Text of story:
Ottawa's swans deserve
By Donna DuBreuil
The Ottawa Sun
August 29, 2006
I agree with one thing in Susan Sherring’s article ‘The feathers are set
to fly’. That is the City of Ottawa should be able to make a sensible
decision about the Royal Swans and move on to more important issues.
Sherring’s article states the city’s decision to not release the swans
because of avian flu “was based on guidelines developed by the Public
Health Agency of Canada”.
Not so. In fact, the Public Health Agency of Canada issued a
clarification to city staff on June 2 stating that these guidelines were
clearly not meant to apply to captive birds.
This clarification, also posted on the Agency’s website
www.phac-aspc.gc.ca (Media Room – News Releases June 2006), was further
reinforced by Health Minister Tony Clement’s Press Secretary on July 13.
In an email to Councillor Rick Chiarelli’s assistant, he states “the
guidelines were meant to apply to wild birds, and not birds in
captivity. Certainly not to the Royal Swans. There is no reason that the
swans should be kept indoors this summer”.
Other experts agree. Biologist Ken Ross, the Canadian Wildlife Service’s
Ontario migratory bird department head, said the risk of captive birds
contracting avian flu from wild birds was almost non-existent. “In North
America right now, the risk is essentially zero”, he said.
The question that needs to be asked is why did staff withhold this
information from the mayor and councillors and let this controversy drag
on over the summer?
Because of the city staff’s unwillingness to back down from a bad
decision, the swans have spent the summer cooped up in a facility that
is unsuitable even for the 5 months they are over-wintered, never mind
what will be 18 months of forced captivity.
It also means considerable extra cost to city taxpayers for the facility
up-keep and staff salaries. As it stands, it is a $150,000-a-year
program so how can the City justify spending even more public funds for
such a highly-criticized endeavour?
City councillors should be upset that they have been misled by staff
about the rationale for keeping the swans in this summer and by the
statement that the facility “was the envy of others”.
What has been exposed on national television is a derelict old building
with the paint peeling off and shoulder high weeds. The pens and pools
are very small and do not meet recognized standards for the humane care
of large waterfowl such as swans.
In contrast, Stratford Ontario’s swans spend their winters in a building
that has free access to a large outdoor compound and pond.
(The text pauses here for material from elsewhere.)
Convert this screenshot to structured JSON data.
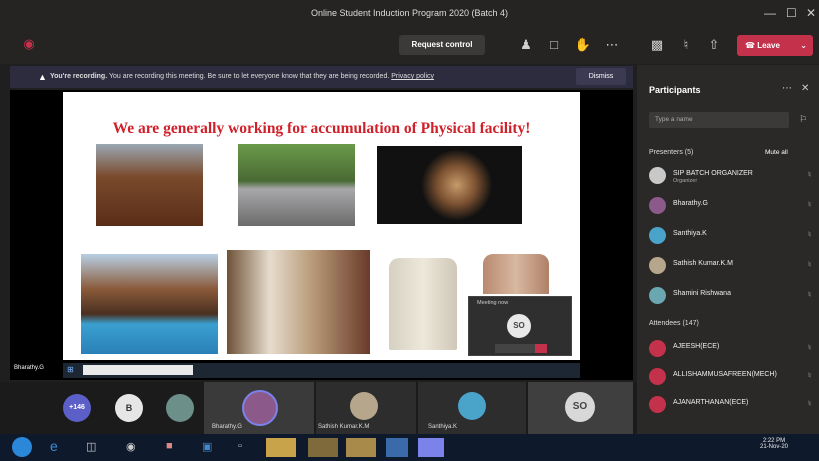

They spend
the rest of the year on the Avon River.
Information in a report from the Deputy City Manager on August 23
confirms that councillors were knowingly misled a month earlier when
they were told the Ottawa facility was “the envy of others”.
The newest report states “a facility audit was conducted in 2003 and, as
a result, staff is aware that it requires upgrading and/or
The ‘small group of swan-loving e-mailers’ referred to by Ms. Sherring
are actually 215 residents of Ottawa who come from all walks of life.
They are not only concerned about the swans’ welfare and the black eye
this is giving the City but also about the misinformation relayed by
bureaucrats and the response of too many of our elected representatives
who seem unwilling to do much about it.
The almost unanimous opinion outside City Hall is that the swans need to
be released next spring or transferred to another city that will release
In the meantime, their living conditions need to be improved. This need
not be a costly undertaking. In fact, digging a pond on the property
would please both the swans and taxpayers by reducing the maintenance
and staffing costs involved in keeping them indoors.
The mayor and councillors need to get back into the driver’s seat on